April 12, 2012
- Live Video Stream of Spring Practice (April 14)
- 2012 Spring Camp Central
- 2012 Signing Day Central
- 2011 Insight Bowl Central
- 2011 Fall Camp Central
- America Needs Farmers
- 24 Hawkeyes to Watch
- Iowa Football Wallpaper
Editor’s Note: The following first appeared in the University of Iowa’s Hawk Talk Daily, an e-newsletter that offers a daily look at the Iowa Hawkeyes, delivered free each morning to thousands of fans of the Hawkeyes worldwide.
IOWA CITY, Iowa — Spring football is the same for University of Iowa offensive coordinator Greg Davis whether he’s in Austin, Texas, or Iowa City, Iowa. It is still about teaching and getting better.
“Spring ball is pretty much the same everywhere,” said Davis at Wednesday’s press conference inside the Hayden Fry Football Complex. “You’re trying to install, get a bunch of reps for young guys and trying to get a bunch of things on film that you can teach from. That’s where most springs are very similar.”
Davis has spent Iowa’s first eight spring practices putting the team’s new offensive attack in place, while finding out where the team’s strength lie.
“Since about the third practice, a part of each practice has been no-huddle, some of that has been extremely fast no huddle. We’re still not greased up and totally comfortable with it, but we’re headed in the right direction with that. We’d like to be at a point when we start next year where we can play a lot of the game in no-huddle, but how much we use it will depend on the opponent.”
UI offensive coordinator Greg Davis
One of those strengths lies at the tight end position where the Hawkeyes have a long standing tradition of producing NFL-caliber tight ends. Davis likes the versatility of the current group, starting with junior C.J. Fiedorowicz.
“I know we have a group of tight ends that are exciting to be around,” said Davis. “This is only 39 springs I have been in, and I have never had a tight end like C.J., with his size, ability to play at the line of scrimmage and also stretch the field.
“Sometimes a guy like that… they’re open when they’re covered. There have been several times this spring where it’s a one-on-one situation, the defensive guy is where he should be, James (Vandenberg) is throwing the ball and it’s a completion, just because of his size and match-ups. There is a term where our tight ends get big in the paint… he knows how to get big in the paint.”
“They’ve all done a good job,” said Davis. “One of the things that we will do as we continue is to try and define their roles a little better, and in some cases expand what we’re asking of them.”
Davis sees the tight end position playing a key part of the Iowa offense, but in a different way than they’ve been used in the past.

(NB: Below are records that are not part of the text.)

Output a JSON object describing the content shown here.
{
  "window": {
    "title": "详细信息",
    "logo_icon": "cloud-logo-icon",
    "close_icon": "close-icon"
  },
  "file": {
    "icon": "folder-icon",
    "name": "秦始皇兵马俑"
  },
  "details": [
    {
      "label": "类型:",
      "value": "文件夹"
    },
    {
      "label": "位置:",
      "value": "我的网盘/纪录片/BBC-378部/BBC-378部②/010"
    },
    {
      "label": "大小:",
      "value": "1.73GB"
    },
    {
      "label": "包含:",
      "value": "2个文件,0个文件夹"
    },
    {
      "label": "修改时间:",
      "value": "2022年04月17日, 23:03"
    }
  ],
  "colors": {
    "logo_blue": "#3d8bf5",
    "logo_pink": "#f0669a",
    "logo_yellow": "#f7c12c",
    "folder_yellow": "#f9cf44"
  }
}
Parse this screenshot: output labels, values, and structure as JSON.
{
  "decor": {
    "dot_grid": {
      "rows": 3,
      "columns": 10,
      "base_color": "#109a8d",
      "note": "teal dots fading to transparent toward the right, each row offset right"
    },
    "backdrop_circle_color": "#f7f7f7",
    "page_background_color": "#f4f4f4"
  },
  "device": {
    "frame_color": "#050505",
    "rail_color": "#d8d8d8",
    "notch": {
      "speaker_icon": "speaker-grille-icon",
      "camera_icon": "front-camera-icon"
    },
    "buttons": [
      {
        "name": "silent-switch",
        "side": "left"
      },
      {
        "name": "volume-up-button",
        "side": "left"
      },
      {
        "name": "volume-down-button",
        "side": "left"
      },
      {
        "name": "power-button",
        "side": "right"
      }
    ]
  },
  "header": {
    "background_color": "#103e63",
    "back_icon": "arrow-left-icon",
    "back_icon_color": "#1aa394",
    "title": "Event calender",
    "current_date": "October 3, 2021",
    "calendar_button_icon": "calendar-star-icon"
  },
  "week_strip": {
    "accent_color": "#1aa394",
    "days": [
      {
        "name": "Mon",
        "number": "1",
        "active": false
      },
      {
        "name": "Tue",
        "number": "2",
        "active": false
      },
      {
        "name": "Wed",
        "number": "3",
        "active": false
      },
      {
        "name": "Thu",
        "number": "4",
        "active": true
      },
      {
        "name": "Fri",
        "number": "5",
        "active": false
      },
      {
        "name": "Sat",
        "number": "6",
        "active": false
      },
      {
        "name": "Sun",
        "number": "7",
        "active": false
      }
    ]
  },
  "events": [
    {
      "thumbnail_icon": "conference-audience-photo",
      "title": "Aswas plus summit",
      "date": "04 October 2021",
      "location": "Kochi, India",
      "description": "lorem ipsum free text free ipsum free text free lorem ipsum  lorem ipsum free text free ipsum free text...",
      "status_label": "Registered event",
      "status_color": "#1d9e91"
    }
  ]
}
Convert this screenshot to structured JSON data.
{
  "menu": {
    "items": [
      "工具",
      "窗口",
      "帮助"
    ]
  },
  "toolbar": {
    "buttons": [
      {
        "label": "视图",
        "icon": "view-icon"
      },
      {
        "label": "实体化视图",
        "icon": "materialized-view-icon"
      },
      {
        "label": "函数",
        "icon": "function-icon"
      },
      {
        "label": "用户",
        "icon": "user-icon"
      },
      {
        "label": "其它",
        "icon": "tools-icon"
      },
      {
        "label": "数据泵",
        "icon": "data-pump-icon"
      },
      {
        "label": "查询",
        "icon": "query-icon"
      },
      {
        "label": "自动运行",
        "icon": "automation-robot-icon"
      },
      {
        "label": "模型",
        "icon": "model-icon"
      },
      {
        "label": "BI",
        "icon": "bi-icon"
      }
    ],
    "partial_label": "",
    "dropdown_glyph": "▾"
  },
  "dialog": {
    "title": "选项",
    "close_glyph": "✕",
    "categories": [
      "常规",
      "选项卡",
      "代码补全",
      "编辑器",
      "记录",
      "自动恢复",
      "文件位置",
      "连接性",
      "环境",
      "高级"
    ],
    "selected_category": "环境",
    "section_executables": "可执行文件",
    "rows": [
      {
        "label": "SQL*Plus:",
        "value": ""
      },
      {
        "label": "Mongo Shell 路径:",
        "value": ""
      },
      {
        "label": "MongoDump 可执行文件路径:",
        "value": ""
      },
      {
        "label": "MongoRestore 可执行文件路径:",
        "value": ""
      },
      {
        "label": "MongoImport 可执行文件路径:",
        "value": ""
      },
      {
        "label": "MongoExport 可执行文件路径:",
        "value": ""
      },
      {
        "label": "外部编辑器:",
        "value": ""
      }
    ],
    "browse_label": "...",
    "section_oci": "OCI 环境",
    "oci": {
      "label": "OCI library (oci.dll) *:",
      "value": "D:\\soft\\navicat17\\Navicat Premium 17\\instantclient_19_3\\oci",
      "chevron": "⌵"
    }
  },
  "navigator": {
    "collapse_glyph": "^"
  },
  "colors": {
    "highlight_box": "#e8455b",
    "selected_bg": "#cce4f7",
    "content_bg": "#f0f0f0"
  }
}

“You’ll see the tight ends playing outside sometimes,” he said. “You’re used to seeing them in motion, but there will be motion in wide receiver sets in some situations because they’re tough match-ups. Those guys are talented enough to play both in line, in movement and, in some cases, out wide.”
While assessing the team’s strengths and weaknesses, Davis noted that the Hawkeyes need to improve their overall offensive team speed.
“We need to be faster, we need to be able to stretch the field a little better,” he said. “There is no question about that. At the same time, there are certain things that you can do to help that — bunch receivers, stack receivers — and do some things to gain an advantage.”
In an effort to create mismatches, Iowa has been increasing its preparation of the no-huddle attack to affect the game’s tempo.
“Since about the third practice, a part of each practice has been no-huddle, some of that has been extremely fast no huddle,” said Davis. “We’re still not greased up and totally comfortable with it, but we’re headed in the right direction with that.
“We’d like to be at a point when we start next year where we can play a lot of the game in no-huddle, but how much we use it will depend on the opponent.”
While the fan in him prefers a normal “spring game,” the coach in him says otherwise.
“The coach in me says you only have 15 practices — three of those in shorts — now you’re down to 12. It needs to be a work day. It needs to be a day that you are looking at various things, so you can get some things on film that gives you an opportunity to get better.”
The Hawkeyes will hold their annual Iowa Football Spring Practice, presented by Coke Zero, on Saturday at noon (CT) inside Kinnick Stadium. The session is expected to last approximately two hours and will include a controlled scrimmage near its conclusion.